Jane Jacobs’ Main Ideas
1.Cities as Ecosystems.
Jacobs approached cities as living beings and ecosystems. She suggested that over time, buildings, streets and neighborhoods function as dynamic organisms, changing in response to how people interact with them. She explained how each element of a city – sidewalks, parks, neighborhoods, government, economy – functions together synergistically, in the same manner as the natural ecosystem. This understanding helps us discern how cities work, how they break down, and how they could be better structured.
2. Mixed-Use Development.
Jacobs advocated for “mixed-use” urban development – the integration of different building types and uses, whether residential or commercial, old or new. According to this idea, cities depend on a diversity of buildings, residences, businesses and other non-residential uses, as well as people of different ages using areas at different times of day, to create community vitality. She saw cities as being “organic, spontaneous, and untidy,” and views the intermingling of city uses and users as crucial to economic and urban development.
3. Bottom-Up Community Planning.
Jacobs contested the traditional planning approach that relies on the judgment of outside experts, proposing that local expertise is better suited to guiding community development. She based her writing on empirical experience and observation, noting how the prescribed government policies for planning and development are usually inconsistent with the real-life functioning of city neighborhoods.
4. The Case for Higher Density.
Although orthodox planning theory had blamed high density for crime, filth, and a host of other problems, Jacobs disproved these assumptions and demonstrated how a high concentration of people is vital for city life, economic growth, and prosperity. While acknowledging that density alone does not produce healthy communities, she illustrated through concrete examples how higher densities yield a critical mass of people that is capable of supporting more vibrant communities. In exposing the difference between high density and overcrowding, Jacobs dispelled many myths about high concentrations of people.
5. Local Economies.
By dissecting how cities and their economies emerge and grow, Jacobs cast new light on the nature of local economies. She contested the assumptions that cities are a product of agricultural advancement; that specialized, highly efficient economies fuel long-term growth; and that large, stable businesses are the best sources of innovation. Instead, she developed a model of local economic development based on adding new types of work to old, promoting small businesses, and supporting the creative impulses of urban entrepreneurs.
Jacobs was not a builder, but she was the architect of the modern city. Her ideas about density (a good thing) and modernist urban planning (a disaster) made her one of the few public critics of the post-war groupthink with regard to urban space. The well-ordered grid of a shiny metropolis was not for her; instead, Jacobs favored a haphazard juxtaposition of everything – industry, leisure time, ethnicity – that insured the vibrancy of the city. She was also a complicated figure in some ways, because of her lack of alliance in any political direction, and her renunciation of communism. Many of her approaches and beliefs would seem to align with a leftist vantage, and yet she refused the category.
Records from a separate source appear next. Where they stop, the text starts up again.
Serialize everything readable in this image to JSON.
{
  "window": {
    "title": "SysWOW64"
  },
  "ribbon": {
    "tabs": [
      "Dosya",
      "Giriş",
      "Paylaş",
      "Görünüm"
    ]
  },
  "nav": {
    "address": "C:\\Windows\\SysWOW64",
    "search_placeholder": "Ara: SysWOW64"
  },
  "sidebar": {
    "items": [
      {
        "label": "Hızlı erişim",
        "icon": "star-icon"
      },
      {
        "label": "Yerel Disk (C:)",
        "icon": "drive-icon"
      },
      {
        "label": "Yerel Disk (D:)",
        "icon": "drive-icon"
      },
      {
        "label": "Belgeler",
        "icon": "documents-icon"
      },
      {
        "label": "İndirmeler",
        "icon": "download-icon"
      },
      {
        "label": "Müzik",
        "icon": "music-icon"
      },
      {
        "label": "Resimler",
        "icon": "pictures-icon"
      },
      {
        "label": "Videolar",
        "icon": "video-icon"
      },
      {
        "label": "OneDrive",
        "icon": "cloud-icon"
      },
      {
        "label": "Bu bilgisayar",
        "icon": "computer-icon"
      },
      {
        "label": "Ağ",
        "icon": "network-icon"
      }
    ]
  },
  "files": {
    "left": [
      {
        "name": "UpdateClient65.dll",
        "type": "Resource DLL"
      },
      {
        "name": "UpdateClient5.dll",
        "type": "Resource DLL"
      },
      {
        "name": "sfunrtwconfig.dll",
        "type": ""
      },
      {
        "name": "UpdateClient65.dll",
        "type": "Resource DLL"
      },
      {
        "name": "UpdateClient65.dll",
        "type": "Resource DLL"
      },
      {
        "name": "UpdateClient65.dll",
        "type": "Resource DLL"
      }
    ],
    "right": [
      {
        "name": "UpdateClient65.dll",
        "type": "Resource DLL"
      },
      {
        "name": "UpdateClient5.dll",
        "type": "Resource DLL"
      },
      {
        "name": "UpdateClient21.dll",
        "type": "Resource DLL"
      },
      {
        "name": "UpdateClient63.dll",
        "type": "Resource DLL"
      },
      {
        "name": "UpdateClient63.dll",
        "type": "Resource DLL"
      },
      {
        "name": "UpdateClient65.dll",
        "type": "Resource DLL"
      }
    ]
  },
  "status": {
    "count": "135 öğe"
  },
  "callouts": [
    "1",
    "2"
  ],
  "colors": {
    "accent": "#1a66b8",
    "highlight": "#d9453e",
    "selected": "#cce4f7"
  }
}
“With humility and common sense, she taught the world how to understand and value cities through direct observation, persistent questioning and discovery. Her faith in the wisdom of local citizens lives on in the civic battles in which she participated and her wisdom lives on in the writing of her nine seminal books.” – The Center for the Living City at Purchase College
Her legacy continues, as her books are taught in urban planning programs around the world.